How to complete this task =
From first line to last, output the records below exactly.

(Component data from apps and pages)
= Beginning of Section =

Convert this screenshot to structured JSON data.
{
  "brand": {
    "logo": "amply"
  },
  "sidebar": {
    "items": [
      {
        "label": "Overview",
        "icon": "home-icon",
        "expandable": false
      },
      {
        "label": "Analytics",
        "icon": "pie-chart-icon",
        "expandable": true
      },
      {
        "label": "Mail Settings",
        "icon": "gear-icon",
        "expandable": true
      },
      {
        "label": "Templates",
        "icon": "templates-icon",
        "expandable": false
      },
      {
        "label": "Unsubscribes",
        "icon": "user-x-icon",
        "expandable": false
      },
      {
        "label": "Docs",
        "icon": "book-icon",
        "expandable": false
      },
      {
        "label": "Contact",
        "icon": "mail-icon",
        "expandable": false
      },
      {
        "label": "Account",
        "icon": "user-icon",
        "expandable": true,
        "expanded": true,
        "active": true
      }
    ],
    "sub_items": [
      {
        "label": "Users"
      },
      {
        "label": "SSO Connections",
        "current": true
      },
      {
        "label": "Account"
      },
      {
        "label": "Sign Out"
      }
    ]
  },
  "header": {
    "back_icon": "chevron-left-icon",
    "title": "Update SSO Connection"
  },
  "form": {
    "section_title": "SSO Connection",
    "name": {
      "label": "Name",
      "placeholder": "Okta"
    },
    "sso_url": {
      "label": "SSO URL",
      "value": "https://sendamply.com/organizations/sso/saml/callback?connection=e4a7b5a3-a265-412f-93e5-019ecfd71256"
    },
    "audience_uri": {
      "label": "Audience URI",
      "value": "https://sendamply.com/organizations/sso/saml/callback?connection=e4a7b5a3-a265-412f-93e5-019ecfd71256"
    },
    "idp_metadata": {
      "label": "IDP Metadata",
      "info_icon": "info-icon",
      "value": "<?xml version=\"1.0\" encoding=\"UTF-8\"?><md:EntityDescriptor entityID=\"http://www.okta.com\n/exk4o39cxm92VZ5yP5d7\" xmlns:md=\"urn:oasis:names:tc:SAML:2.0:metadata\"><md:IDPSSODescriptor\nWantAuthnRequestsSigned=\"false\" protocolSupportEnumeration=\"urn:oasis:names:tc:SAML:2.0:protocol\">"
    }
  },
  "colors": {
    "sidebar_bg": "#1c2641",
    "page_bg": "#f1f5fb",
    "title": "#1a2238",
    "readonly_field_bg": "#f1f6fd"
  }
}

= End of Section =

The answer =
Convert this screenshot to structured JSON data.
{
  "brand": {
    "logo": "amply"
  },
  "sidebar": {
    "items": [
      {
        "label": "Overview",
        "icon": "home-icon",
        "expandable": false
      },
      {
        "label": "Analytics",
        "icon": "pie-chart-icon",
        "expandable": true
      },
      {
        "label": "Mail Settings",
        "icon": "gear-icon",
        "expandable": true
      },
      {
        "label": "Templates",
        "icon": "templates-icon",
        "expandable": false
      },
      {
        "label": "Unsubscribes",
        "icon": "user-x-icon",
        "expandable": false
      },
      {
        "label": "Docs",
        "icon": "book-icon",
        "expandable": false
      },
      {
        "label": "Contact",
        "icon": "mail-icon",
        "expandable": false
      },
      {
        "label": "Account",
        "icon": "user-icon",
        "expandable": true,
        "expanded": true,
        "active": true
      }
    ],
    "sub_items": [
      {
        "label": "Users"
      },
      {
        "label": "SSO Connections",
        "current": true
      },
      {
        "label": "Account"
      },
      {
        "label": "Sign Out"
      }
    ]
  },
  "header": {
    "back_icon": "chevron-left-icon",
    "title": "Update SSO Connection"
  },
  "form": {
    "section_title": "SSO Connection",
    "name": {
      "label": "Name",
      "placeholder": "Okta"
    },
    "sso_url": {
      "label": "SSO URL",
      "value": "https://sendamply.com/organizations/sso/saml/callback?connection=e4a7b5a3-a265-412f-93e5-019ecfd71256"
    },
    "audience_uri": {
      "label": "Audience URI",
      "value": "https://sendamply.com/organizations/sso/saml/callback?connection=e4a7b5a3-a265-412f-93e5-019ecfd71256"
    },
    "idp_metadata": {
      "label": "IDP Metadata",
      "info_icon": "info-icon",
      "value": "<?xml version=\"1.0\" encoding=\"UTF-8\"?><md:EntityDescriptor entityID=\"http://www.okta.com\n/exk4o39cxm92VZ5yP5d7\" xmlns:md=\"urn:oasis:names:tc:SAML:2.0:metadata\"><md:IDPSSODescriptor\nWantAuthnRequestsSigned=\"false\" protocolSupportEnumeration=\"urn:oasis:names:tc:SAML:2.0:protocol\">"
    }
  },
  "colors": {
    "sidebar_bg": "#1c2641",
    "page_bg": "#f1f5fb",
    "title": "#1a2238",
    "readonly_field_bg": "#f1f6fd"
  }
}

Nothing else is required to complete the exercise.